Atlassian Connect Week Sydney

Atlassian Connect Week Sydney

Last month, I attended Connect Week Sydney in the Atlassian headquarters, an event for add-on development vendors to exchange information and experience, as well as have hackathons for the add-on development of Atlassian Cloud.

This time around, Asia-Pacific vendors gathered to discuss and convey their needs to Atlassian add-on engineers. There was also a discussion about the extension points.

Atlassian Connect

So what is Atlassian Connect?

In a nutshell, it is a platform on which add-ons for Atlassian Cloud operate. In the past, when developing add-ons for JIRA Server and Confluence Server, it was common to use Atlassian Plugin SDK. It would write codes in Java and create a JAR file by building with Maven.

However, Atlassian Cloud add-ons do not depend on the programming language.

Interaction with JIRA is done in the REST API and Webhook. A panel or a page would be embedded in the form of the iframe on the screen of JIRA and Confluence. They are implemented on the web service side that add-on developers prepare on their own.

Scopes have been introduced to the REST APIs. Therefore, the API able to be used from the add-on are quite limited now. Add-ons which are used on JIRA via API will be somewhat limited with Atlassian Cloud.

Besides, since it is impossible to freely access the parent frame from the iframe, any add-ons used on JIRA and Confluence via Javascript and CSS will not be used on the Atlassian Cloud.

I did not even expect to be reunited with the iframe in this way in 2016.

Two frameworks

I said before that the web service side would not depend on the programming language. Whether Ruby, PHP, or C++ work, developers will always have trouble if there are so many options. Atlassian now has two frameworks they officially support.

The first is Atlassian Connect Express which, as the name suggests, is one that can be handy to develop add-ons in the Express-based Node.js for Atlassian Cloud.

The second is Atlassian Connect Spring Boot – a relatively new framework.
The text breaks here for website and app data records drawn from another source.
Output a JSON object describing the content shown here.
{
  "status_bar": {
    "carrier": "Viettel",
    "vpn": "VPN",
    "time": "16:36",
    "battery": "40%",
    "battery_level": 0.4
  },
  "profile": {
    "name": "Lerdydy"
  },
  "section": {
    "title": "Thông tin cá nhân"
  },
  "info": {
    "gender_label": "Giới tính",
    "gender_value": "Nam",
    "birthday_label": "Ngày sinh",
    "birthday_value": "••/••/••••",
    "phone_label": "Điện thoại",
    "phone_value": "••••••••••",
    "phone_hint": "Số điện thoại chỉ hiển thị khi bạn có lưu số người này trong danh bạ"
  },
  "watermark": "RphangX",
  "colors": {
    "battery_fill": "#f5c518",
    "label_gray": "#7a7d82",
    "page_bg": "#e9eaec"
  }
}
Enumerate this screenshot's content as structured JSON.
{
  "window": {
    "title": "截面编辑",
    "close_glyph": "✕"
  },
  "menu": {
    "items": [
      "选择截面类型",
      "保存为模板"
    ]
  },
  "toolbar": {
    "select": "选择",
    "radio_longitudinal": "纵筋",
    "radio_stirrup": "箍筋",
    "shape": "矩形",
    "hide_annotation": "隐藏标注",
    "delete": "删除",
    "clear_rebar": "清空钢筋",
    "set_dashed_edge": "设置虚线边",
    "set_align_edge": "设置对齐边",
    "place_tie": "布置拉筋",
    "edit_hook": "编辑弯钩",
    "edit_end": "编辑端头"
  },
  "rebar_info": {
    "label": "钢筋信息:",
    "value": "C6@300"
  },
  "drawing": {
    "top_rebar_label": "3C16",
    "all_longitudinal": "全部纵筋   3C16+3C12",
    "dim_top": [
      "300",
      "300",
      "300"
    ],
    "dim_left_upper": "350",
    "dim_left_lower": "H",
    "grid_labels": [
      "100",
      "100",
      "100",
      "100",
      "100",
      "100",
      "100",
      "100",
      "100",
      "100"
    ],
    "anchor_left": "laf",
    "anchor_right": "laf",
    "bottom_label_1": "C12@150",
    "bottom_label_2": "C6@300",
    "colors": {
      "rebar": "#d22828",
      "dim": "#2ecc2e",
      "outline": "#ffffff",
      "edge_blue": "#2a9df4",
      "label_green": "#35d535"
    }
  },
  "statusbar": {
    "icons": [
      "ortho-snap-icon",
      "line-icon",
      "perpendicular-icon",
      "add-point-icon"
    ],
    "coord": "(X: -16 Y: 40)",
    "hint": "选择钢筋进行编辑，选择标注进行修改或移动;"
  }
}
As the name suggests, you can write add-ons for Atlassian Cloud in Spring Boot.

Since developers of the Server version of the add-on are supposed to be familiar with Java, it might be easier to use the latter.

So…

Atlassian Cloud is still a growing service, and I truly believe that the number of extension points add-ons can use will consistently increase.

Why not take the first step with Atlassian Cloud add-ons and grow the Atlassian Connect services?

#AtlassianConnect #AtlassianCloud